Recent history, however, bucks the trend. During the presidencies of Barack Obama and Donald Trump, these stock market theories did not hold up. In each of Obama’s terms, the first two years were more profitable than the third, and for Trump, the first year was more profitable than the second, before a major surge in his third year, followed by the volatile, coronavirus-plagued markets of 2020.

So what do you do with an investment strategy that works sometimes but not others? You don’t follow it!

If you were to follow Nickles’ theory that the fourth year of a term sees better returns than the first term, the market in 2008 should have had delivered better returns than it did in 2005, when George W. Bush started his second term as president and the S&P 500 Index gained 4.9%. But 2008, an election year, saw returns drop by 37%. If you had followed the theory and invested in the stock market from October 1, 2006, until December 31, 2008, your investments would have been down by 6.8%.

 

You Can't Beat the Market

The problem with investing based on a data pattern is that it is attempting to predict the future and no one has a crystal ball. It sounds exciting, and it fulfills a belief that there’s a way to “beat the market.” But there are too many other forces at work affecting market conditions. Some we know of, some we don’t, but to our knowledge no one has found a foolproof algorithm that can predict outcomes with any certainty.

In our opinion, it is better to invest the less exciting way — this as you all know, involves understanding and knowing your personal risk tolerance, diversifying, and sticking to your asset allocation for the long run, no matter who wins or loses. As noted economist and Nobel Prize winner Paul Samuelson put it: “Investing should be like watching paint dry or grass grow. If you want excitement ... go to Las Vegas.” If Vegas isn’t your style, then a well-balanced, diversified portfolio that has a risk tolerance specifically built for your needs will get you through this election and many more to come.

 

Election Year Stock Market Returns 

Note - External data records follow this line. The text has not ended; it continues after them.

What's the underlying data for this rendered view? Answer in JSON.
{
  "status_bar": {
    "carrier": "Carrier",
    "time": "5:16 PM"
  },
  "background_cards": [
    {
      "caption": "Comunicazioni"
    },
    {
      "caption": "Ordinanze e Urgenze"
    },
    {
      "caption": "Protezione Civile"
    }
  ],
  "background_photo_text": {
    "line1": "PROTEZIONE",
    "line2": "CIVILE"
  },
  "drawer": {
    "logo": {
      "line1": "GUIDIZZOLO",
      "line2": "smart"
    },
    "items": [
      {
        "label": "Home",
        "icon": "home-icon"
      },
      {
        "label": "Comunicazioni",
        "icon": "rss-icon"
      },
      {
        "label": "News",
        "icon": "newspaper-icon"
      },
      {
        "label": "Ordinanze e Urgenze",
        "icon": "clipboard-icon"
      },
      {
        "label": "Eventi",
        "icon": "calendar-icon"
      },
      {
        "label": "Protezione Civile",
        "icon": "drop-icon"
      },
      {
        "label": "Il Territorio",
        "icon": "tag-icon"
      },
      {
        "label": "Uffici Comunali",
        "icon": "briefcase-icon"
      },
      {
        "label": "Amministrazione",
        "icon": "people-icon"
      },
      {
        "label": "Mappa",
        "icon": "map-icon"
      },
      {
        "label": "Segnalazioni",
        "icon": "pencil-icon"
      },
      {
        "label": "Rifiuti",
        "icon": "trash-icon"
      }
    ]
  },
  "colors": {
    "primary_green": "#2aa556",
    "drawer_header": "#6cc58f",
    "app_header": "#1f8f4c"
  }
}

Here are the market results for the S&P 500 for every election year since 1928. Data below is from the Dimensional Funds Matrix Book. Let us know if you find a pattern.